To eliminate the generator (and its signal strength) from the equation, I switched to the test pattern DVD, which gave basically the same result.

The number of bands is slightly different, but we're still out of range. Curses!

Replacing the Original Crystal

This was frustrating. I had installed a new crystal and repeated the color AFC alignment procedure. Perhaps I had made a mistake during alignment or there was an unknown problem in another circuit that affects the oscillator output.

Before quitting for the day, I decided to pop the original crystal back in the TV, mainly out of curiosity. The effect was dramatic. After making some quick adjustments, I got a stable color lock on both the color bar pattern and a DVD movie.

  

To make sure that the improvement wasn't transitory, I put in a DVD of Gone With the Wind and played the movie to its conclusion. The colors remained stable throughout!

Since I'm back to using the original crystal, where did the cure come from? Perhaps Pete was correct, and bad connections in the front end induced IF tilt and degraded the signal (including the burst signal) enough to mess up the sync. Perhaps I did a better job of color AFC alignment the second time. Perhaps the new crystal was defective, or it was damaged by the heat of soldering when I beefed up its legs. Whatever the cause, let's hope that the improvement lasts.

Adding a Video Adapter

In late 2010, I built a video adapter as described in the 1956 RCA Broadcast News article mentioned earlier. It worked, but I became diverted by other projects for a long time.

In 2013, I corresponded with Pete Deksnis, who shared information about an improved adapter that he had devised a few years earlier. I updated my adapter with those basic improvements and wrote an article describing my adapter and an even more elegant one devised by Pete.

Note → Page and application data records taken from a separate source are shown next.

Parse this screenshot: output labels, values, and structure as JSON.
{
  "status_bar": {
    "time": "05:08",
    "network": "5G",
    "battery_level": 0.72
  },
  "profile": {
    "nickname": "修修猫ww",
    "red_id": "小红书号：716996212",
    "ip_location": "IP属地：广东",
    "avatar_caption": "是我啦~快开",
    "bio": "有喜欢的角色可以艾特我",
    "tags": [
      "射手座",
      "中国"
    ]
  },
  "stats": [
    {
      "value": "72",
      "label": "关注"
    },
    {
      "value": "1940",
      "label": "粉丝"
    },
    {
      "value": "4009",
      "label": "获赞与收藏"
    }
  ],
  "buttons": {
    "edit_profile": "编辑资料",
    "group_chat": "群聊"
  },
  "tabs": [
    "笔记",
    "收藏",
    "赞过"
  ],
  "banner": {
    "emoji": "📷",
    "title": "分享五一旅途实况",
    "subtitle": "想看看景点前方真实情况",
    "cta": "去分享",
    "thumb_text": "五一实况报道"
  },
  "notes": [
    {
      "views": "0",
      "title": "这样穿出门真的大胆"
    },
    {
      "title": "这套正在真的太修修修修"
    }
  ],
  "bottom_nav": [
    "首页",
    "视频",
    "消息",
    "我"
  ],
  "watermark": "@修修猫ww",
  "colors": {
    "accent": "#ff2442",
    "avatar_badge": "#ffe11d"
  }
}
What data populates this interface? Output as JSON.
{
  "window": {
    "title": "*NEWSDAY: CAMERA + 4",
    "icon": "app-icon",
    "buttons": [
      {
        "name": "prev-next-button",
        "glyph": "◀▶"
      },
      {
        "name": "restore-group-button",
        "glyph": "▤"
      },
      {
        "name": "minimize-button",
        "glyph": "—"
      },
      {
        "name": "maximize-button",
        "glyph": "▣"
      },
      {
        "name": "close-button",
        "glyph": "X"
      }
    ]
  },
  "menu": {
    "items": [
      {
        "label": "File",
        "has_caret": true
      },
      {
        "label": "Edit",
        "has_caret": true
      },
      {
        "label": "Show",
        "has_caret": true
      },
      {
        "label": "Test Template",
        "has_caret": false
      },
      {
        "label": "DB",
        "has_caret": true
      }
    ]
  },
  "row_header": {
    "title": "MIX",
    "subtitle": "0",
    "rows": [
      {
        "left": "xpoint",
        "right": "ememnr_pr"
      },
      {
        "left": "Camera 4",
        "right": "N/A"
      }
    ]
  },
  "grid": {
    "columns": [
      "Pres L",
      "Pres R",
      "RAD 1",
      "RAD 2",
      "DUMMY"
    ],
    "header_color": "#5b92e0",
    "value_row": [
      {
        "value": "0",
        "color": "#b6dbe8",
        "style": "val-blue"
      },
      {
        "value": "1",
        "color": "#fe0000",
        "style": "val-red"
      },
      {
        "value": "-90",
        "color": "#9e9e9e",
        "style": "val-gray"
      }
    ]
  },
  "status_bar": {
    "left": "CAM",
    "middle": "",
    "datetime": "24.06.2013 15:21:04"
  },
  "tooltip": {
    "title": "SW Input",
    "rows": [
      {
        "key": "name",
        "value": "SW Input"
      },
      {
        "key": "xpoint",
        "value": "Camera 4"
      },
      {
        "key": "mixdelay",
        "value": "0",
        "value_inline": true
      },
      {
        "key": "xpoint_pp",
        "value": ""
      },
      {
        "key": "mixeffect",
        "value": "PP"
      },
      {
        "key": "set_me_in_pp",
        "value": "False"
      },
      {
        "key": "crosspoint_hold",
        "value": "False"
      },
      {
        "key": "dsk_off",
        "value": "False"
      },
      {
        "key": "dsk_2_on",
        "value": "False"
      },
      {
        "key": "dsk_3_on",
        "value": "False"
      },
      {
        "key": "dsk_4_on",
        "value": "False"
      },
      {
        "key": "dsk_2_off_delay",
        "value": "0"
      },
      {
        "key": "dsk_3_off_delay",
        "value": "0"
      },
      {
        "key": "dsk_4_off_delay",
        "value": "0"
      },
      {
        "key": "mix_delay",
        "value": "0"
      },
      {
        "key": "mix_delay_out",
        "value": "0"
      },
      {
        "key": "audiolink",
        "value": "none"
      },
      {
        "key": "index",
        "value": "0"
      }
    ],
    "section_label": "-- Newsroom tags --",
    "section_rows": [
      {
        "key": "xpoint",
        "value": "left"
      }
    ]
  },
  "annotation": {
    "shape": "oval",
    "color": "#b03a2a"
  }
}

Here is that adapter and a snapshot showing its output.

  

You can read all about it, along with Pete's presentation to an Early Television Foundation conference describing his design, in the article Video Adapter for RCA CT-100 Television.

To Be Continued . . .

Is a CT-100 restoration ever finished? When I tried out my newly modified adapter, I noticed that my set's edge convergence had become sloppy and the colors didn't track well when adjusting the brightness and contrast.

No doubt these are leftovers from all of the twiddling while I solved the color sync problem way back when. Whatever the cause, this TV is due for a full-dress setup, including purity, convergence, and all the rest. I recently moved the CT-100 into my office, where it sits a few feet from my desk, so I'm motivated to bring it back into good fighting trim, ready for frequent use.

©1995-2014 Philip I. Nelson, all rights reserved